1911 Encyclopædia Britannica/Pribilof Islands
PRIBILOF ISLANDS (often called the Fur Seal Islands, Russian equivalent, “ Kotovi ”), a group of four islands, part of Alaska, lying in Bering Sea in about 56° 50' N. and 170° W., about 200 m. N. of Unalaska and 200 m. S. of Cape Newenham, the nearest point on the mainland. The principal islands are St Paul (about 35 sq. m.; 13 m. long, from N.E. to S.W.; maximum width about 6 m.; named from St Peter and St Paul's Day, on which it was discovered) and St George (about 27 sq. m.; 10 m. long, maximum width, 4 m.; probably named after Pribilof's ship) about 30 m. S.E.; Otter and Walrus islets, the former covering about 4 sq. m., and the latter merely a reef covering about 64 acres, are near St Paul. In 1907 the native population was 263—170 on St Paul and 93 on St George. Only agents of the United States or employes of the lessees are permitted as residents on the islands. The islands are hilly and volcanic—Bogoslof, a crater on St Paul, is 600 ft. high—without harbours, and have a mean annual temperature of about 35.7° F., and a rainfall of about 35 in. There are only two seasons—rainy summers lasting from May to October, and dry winters from November to April. The flora is restricted to ferns, mosses and grasses, though there are some creeping willows and small shrubs. The largest seal rookery, containing about 80% of the seals in the Pribilofs, is on St Paul. The seals found here are a distinct variety (Callorhinus alascanus) with much better fur than that of any other variety. Besides the fur seal there are blue and grey foxes (more on St George than on St Paul), and on St George Island and on the Walrus reef there are great bird rookeries—the breeding places of immense numbers of gulls, sea-parrots, auks, cormorants and arries (Lomvia arra).
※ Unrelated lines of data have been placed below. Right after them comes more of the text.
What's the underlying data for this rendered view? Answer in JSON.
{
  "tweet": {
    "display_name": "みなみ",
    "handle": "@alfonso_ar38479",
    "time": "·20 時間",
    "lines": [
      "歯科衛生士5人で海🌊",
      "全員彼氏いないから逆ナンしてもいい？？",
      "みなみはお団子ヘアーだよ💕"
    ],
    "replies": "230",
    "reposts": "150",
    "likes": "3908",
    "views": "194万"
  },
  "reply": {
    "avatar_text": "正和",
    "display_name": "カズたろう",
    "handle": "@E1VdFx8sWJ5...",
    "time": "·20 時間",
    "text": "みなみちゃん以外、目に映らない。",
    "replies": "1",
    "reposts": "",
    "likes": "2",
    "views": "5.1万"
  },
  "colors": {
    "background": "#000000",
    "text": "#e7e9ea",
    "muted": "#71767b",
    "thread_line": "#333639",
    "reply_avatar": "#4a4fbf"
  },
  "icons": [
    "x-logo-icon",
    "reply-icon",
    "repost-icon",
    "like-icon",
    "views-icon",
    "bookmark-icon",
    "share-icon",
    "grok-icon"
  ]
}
The islands were first sighted in 1767 by Joan Synd, and were visited in 1786 by Gerasim Pribiloff, who discovered the fur seal rookeries for which they became famous. From Russia the islands passed with Alaska to the United States in 1867. From 1870 to 1890 the United States government leased the islands to the Alaska Commercial Company. In 1890–1910 the North American Commercial Company held the monopoly. But the industry shrank considerably owing to pelagic sealing. The season during which land hunting is allowed on the islands includes June, July, September and October. (See also Seal and Bering Sea Arbitration.)